Oh, how I envy American bakers with their choice of flours that can even be delivered! In Moldova we have exactly two options of local flour: all-purpose and wholegrain. Both are weak, made from feed grade wheat. This means that I have to get creative, beg foreign friends for flour and scour gourmet supermarkets for 1kg of Italian or German stuff. Given the circumstances, here’s what I work with
The resulting recipe is:
- 100g wholegrain spelt
- 300g wholegrain wheat
- 200g strong bread flour (if I can find it)
- 400g all-purpose white flour
Sometimes, when I don’t have bread flour, I substitute that for 100 semolina and 100 all-purpose. What remains unchanged is spelt and wholegrain due to the effect they have. Spelt makes dough extensible, and allows it to spread just a little, while wholegrain gives it body and doesn’t let it turn into a complete pancake during scoring.
From here on things are fairly simple.
750g water plus the prepared levain. I get to this stage at 6 in the evening.
For sheer lack of time I like to kick the fermentation early, so I add the levain right at the start as opposed to most recipes that call for it after autolyse. Does it really matter? No idea. On a Saturday I decided to try it the proper way, but found that dispersing the levain in water was so much easier as opposed to dough, and I didn’t see any change in the result. If you have an answer to this question – please let me know!
Next come all the flours. Take a look at how shaggy the dough is.
The magic of autolyse is my favorite part. I keep it for 40 minutes just because it’s so late in the day, but I’ve noticed that 2 hours is absolutely perfect. Yet, even half of that makes the dough cohesive and pliable.
At this point I add 20g of salt and an additional 30g of water which are mixed into the dough through a series of slap-and-folds. If you don’t know what this is, I recommend you look it up and try it. I prefer to start bulk fermentation this way for two reasons. First of all, my flours are really weak and they need some intensive workout if I am to expect any decent gluten development. Second, and most importantly, it’s wonderful stress relief at the end of a long day! It’s nothing too complicated: you lift the dough, slap one end on the counter-top, stretch it and let it fold over. Repeat turning the dough 90 degrees. Again and again.

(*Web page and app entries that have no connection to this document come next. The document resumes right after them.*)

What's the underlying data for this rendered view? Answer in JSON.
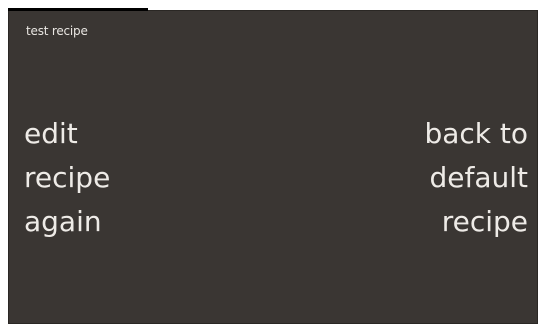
{
  "screen": {
    "title": "test recipe",
    "background_color": "#3a3633",
    "text_color": "#eeebe7"
  },
  "actions": {
    "left": {
      "lines": [
        "edit",
        "recipe",
        "again"
      ]
    },
    "right": {
      "lines": [
        "back to",
        "default",
        "recipe"
      ]
    }
  }
}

This is easier to pull off on a damp surface and keeping your hands wet. At first the dough will feel like it’s breaking apart, then it will start coming together until, suddenly, you will feel it melting. This is the precise point where spelt’s peculiarity comes into play and tells you it’s time to stop. Now transfer it into a clean container and bulk ferment with stretch-and-folds every 40 minutes until the dough has almost doubled in volume. In my kitchen this takes about 4 hours.
Pre-shape, shape and proof
I have discovered the wonders of wet-stretch pre-shape. When the bulk ferment is over I dampen the counter generously, spill out the dough and cut it in half with my bench knife. Then I take one half with wet hands, stretch it upwards from the counter-top and let it fold over itself.
I repeat this a few more times until the dough gets tight. Then I round it gently into a ball.
I let the two balls rest under a towel for 20 minutes and then shape. You can watch the video here. I place the shaped boules into baskets lined with linen and proof in the fridge for 8 to 13 hours.
I believe the linen helps achieve a firm crust that makes the scoring easier. After I score the boules I bake them on a marble slab at 220 Celsius for 20 minutes with steam at 15 minutes without steam.
This post was inspired by the questions I get on Instagram from those, who watch my scoring videos and the purpose was to describe the pre-score process I’ll do my best to write something about scoring soon.
Until then – happy baking!